_Aim of the task_
Work through the data below and copy out every line where "icon" is found.

_Data shown_

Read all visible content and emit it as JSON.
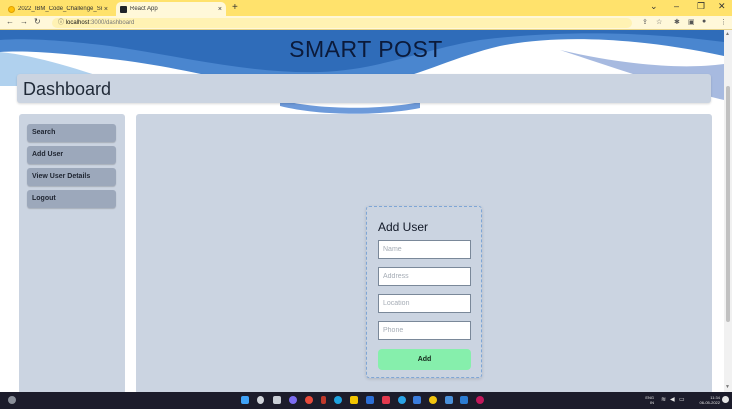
{
  "browser": {
    "tabs": [
      {
        "title": "2022_IBM_Code_Challenge_Smar",
        "close": "×"
      },
      {
        "title": "React App",
        "close": "×"
      }
    ],
    "new_tab": "+",
    "url_host": "localhost",
    "url_path": ":3000/dashboard"
  },
  "app": {
    "brand": "SMART POST",
    "page_title": "Dashboard"
  },
  "sidebar": {
    "items": [
      {
        "label": "Search"
      },
      {
        "label": "Add User"
      },
      {
        "label": "View User Details"
      },
      {
        "label": "Logout"
      }
    ]
  },
  "form": {
    "title": "Add User",
    "fields": [
      {
        "placeholder": "Name",
        "value": ""
      },
      {
        "placeholder": "Address",
        "value": ""
      },
      {
        "placeholder": "Location",
        "value": ""
      },
      {
        "placeholder": "Phone",
        "value": ""
      }
    ],
    "submit_label": "Add"
  },
  "taskbar": {
    "lang_top": "ENG",
    "lang_bottom": "IN",
    "time": "11:34",
    "date": "06-05-2022"
  },
  "colors": {
    "accent_wave": "#3b7ac9",
    "panel": "#cbd4e1",
    "nav_item": "#9ca8bb",
    "add_button": "#86efac"
  }
}
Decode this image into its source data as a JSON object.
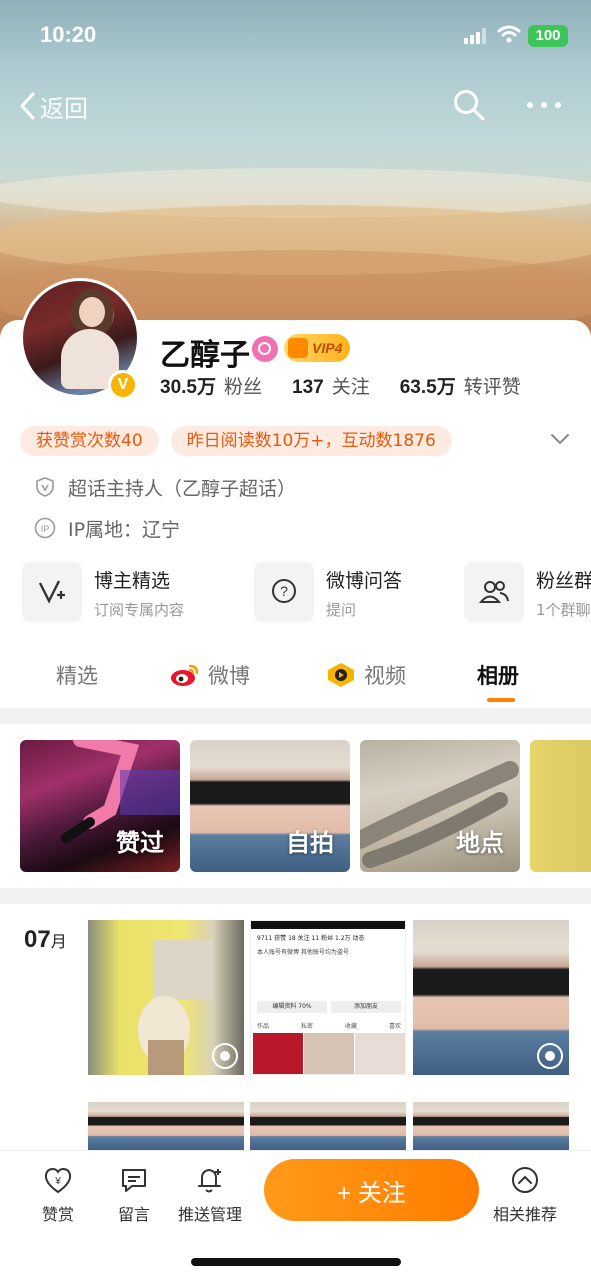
{
  "status_bar": {
    "time": "10:20",
    "battery": "100"
  },
  "nav": {
    "back_label": "返回"
  },
  "profile": {
    "name": "乙醇子",
    "vip_label": "VIP4",
    "stats": [
      {
        "num": "30.5万",
        "label": "粉丝"
      },
      {
        "num": "137",
        "label": "关注"
      },
      {
        "num": "63.5万",
        "label": "转评赞"
      }
    ],
    "tags": [
      "获赞赏次数40",
      "昨日阅读数10万+，互动数1876"
    ],
    "super_host": "超话主持人（乙醇子超话）",
    "ip_location": "IP属地：辽宁"
  },
  "services": [
    {
      "title": "博主精选",
      "subtitle": "订阅专属内容",
      "icon": "featured-icon"
    },
    {
      "title": "微博问答",
      "subtitle": "提问",
      "icon": "question-icon"
    },
    {
      "title": "粉丝群",
      "subtitle": "1个群聊",
      "icon": "group-icon"
    }
  ],
  "tabs": [
    {
      "label": "精选"
    },
    {
      "label": "微博",
      "icon": "weibo-icon"
    },
    {
      "label": "视频",
      "icon": "video-icon"
    },
    {
      "label": "相册",
      "active": true
    }
  ],
  "albums": [
    {
      "label": "赞过"
    },
    {
      "label": "自拍"
    },
    {
      "label": "地点"
    },
    {
      "label": ""
    }
  ],
  "photos": {
    "month_num": "07",
    "month_unit": "月",
    "screenshot": {
      "stats": "9711 获赞  18 关注  11 粉丝  1.2万 动态",
      "bio": "本人账号有微博 其他账号均为盗号",
      "edit": "编辑资料 70%",
      "add": "添加朋友",
      "tabs": [
        "作品",
        "私密",
        "收藏",
        "喜欢"
      ]
    }
  },
  "bottom_bar": {
    "reward": "赞赏",
    "message": "留言",
    "push": "推送管理",
    "follow": "+ 关注",
    "related": "相关推荐"
  },
  "colors": {
    "accent": "#ff8200",
    "tag_bg": "#fdebe1",
    "tag_text": "#e8590c",
    "vip_gold": "#ffb21a"
  }
}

_Solution for this problem_
      "icon": "featured-icon"
      "icon": "question-icon"
      "icon": "group-icon"
      "icon": "weibo-icon"
      "icon": "video-icon"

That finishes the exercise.